Playboy Publishes New English Translation of Madame Bovary

The 154-year-old heroine of Flaubert’s classic French novel Madame Bovary has just been reincarnated as a Playboy Bunny. Yes, that’s right: in October, all of you gentlemen who read Playboy “for the articles” can say you’re reading it “for the classic French literature” instead. According to The Independent, the magazine is publishing a chapter from the latest English translation of the novel, along with a Madame-Bovary-inspired “Playmate of the Month” photo spread.

To help get modern Playboy readers interested in a French novel that’s over a century old, Playboy is hyping the book as “the most scandalous novel” ever published.” Of course, to call that headline an exaggeration would be putting it mildly, as Flaubert scholar  Professor Yvan Leclerc pointed out in the Independent:

“Personally, I am amused, and delighted, that Madame Bovary should appear in Playboy.
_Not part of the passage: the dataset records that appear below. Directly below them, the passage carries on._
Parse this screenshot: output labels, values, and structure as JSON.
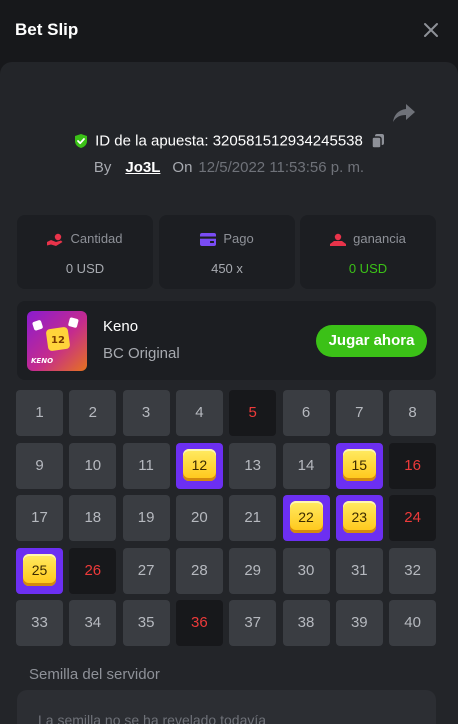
{
  "header": {
    "title": "Bet Slip"
  },
  "bet": {
    "id_label": "ID de la apuesta:",
    "id_value": "320581512934245538",
    "by_label": "By",
    "user": "Jo3L",
    "on_label": "On",
    "date": "12/5/2022 11:53:56 p. m."
  },
  "stats": {
    "amount_label": "Cantidad",
    "amount_value": "0 USD",
    "payout_label": "Pago",
    "payout_value": "450 x",
    "profit_label": "ganancia",
    "profit_value": "0 USD"
  },
  "game": {
    "name": "Keno",
    "provider": "BC Original",
    "play_label": "Jugar ahora",
    "thumb_text": "KENO"
  },
  "grid": [
    [
      "1",
      "normal"
    ],
    [
      "2",
      "normal"
    ],
    [
      "3",
      "normal"
    ],
    [
      "4",
      "normal"
    ],
    [
      "5",
      "miss"
    ],
    [
      "6",
      "normal"
    ],
    [
      "7",
      "normal"
    ],
    [
      "8",
      "normal"
    ],
    [
      "9",
      "normal"
    ],
    [
      "10",
      "normal"
    ],
    [
      "11",
      "normal"
    ],
    [
      "12",
      "hit"
    ],
    [
      "13",
      "normal"
    ],
    [
      "14",
      "normal"
    ],
    [
      "15",
      "hit"
    ],
    [
      "16",
      "miss"
    ],
    [
      "17",
      "normal"
    ],
    [
      "18",
      "normal"
    ],
    [
      "19",
      "normal"
    ],
    [
      "20",
      "normal"
    ],
    [
      "21",
      "normal"
    ],
    [
      "22",
      "hit"
    ],
    [
      "23",
      "hit"
    ],
    [
      "24",
      "miss"
    ],
    [
      "25",
      "hit"
    ],
    [
      "26",
      "miss"
    ],
    [
      "27",
      "normal"
    ],
    [
      "28",
      "normal"
    ],
    [
      "29",
      "normal"
    ],
    [
      "30",
      "normal"
    ],
    [
      "31",
      "normal"
    ],
    [
      "32",
      "normal"
    ],
    [
      "33",
      "normal"
    ],
    [
      "34",
      "normal"
    ],
    [
      "35",
      "normal"
    ],
    [
      "36",
      "miss"
    ],
    [
      "37",
      "normal"
    ],
    [
      "38",
      "normal"
    ],
    [
      "39",
      "normal"
    ],
    [
      "40",
      "normal"
    ]
  ],
  "seed": {
    "label": "Semilla del servidor",
    "value": "La semilla no se ha revelado todavía"
  },
  "colors": {
    "accent_green": "#3bc117",
    "hit_purple": "#6c2ff2",
    "miss_red": "#ed3a3a"
  }
}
As far as I am concerned, the more people that read Flaubert the better. However, I was a little startled to see that Playboy, no doubt for commercial reasons, advertises Madame Bovary on its cover as the ‘most scandalous novel of all time’ More scandalous than the Marquis de Sade? Or a thousand works of extreme modern erotica? Hardly.”

Well, it may not be the most scandalous novel of all time, but if you enjoy literature, there are good reasons to get excited about the new translation. This latest version was translated by American novelist Lydia Davis, a well-regarded writer in her own right who is also known for her translation of Proust. When preparing this translation, Ms. Davis explains that, unlike earlier translations, she tried to stay as close to the original novel as possible while still capturing the beauty of Flaubert’s prose:

“I’ve found the ones that are written with some flair and some life to them are not all that close to the original. The ones that are more faithful may be kind of clunky. So what I’m trying to do is what I think hasn’t been done, which is to create a well-written translation that’s also very close, very faithful to the French.”

0 replies

Leave a Reply

Want to join the discussion?
Feel free to contribute!

Leave a Reply

Your email address will not be published. Required fields are marked *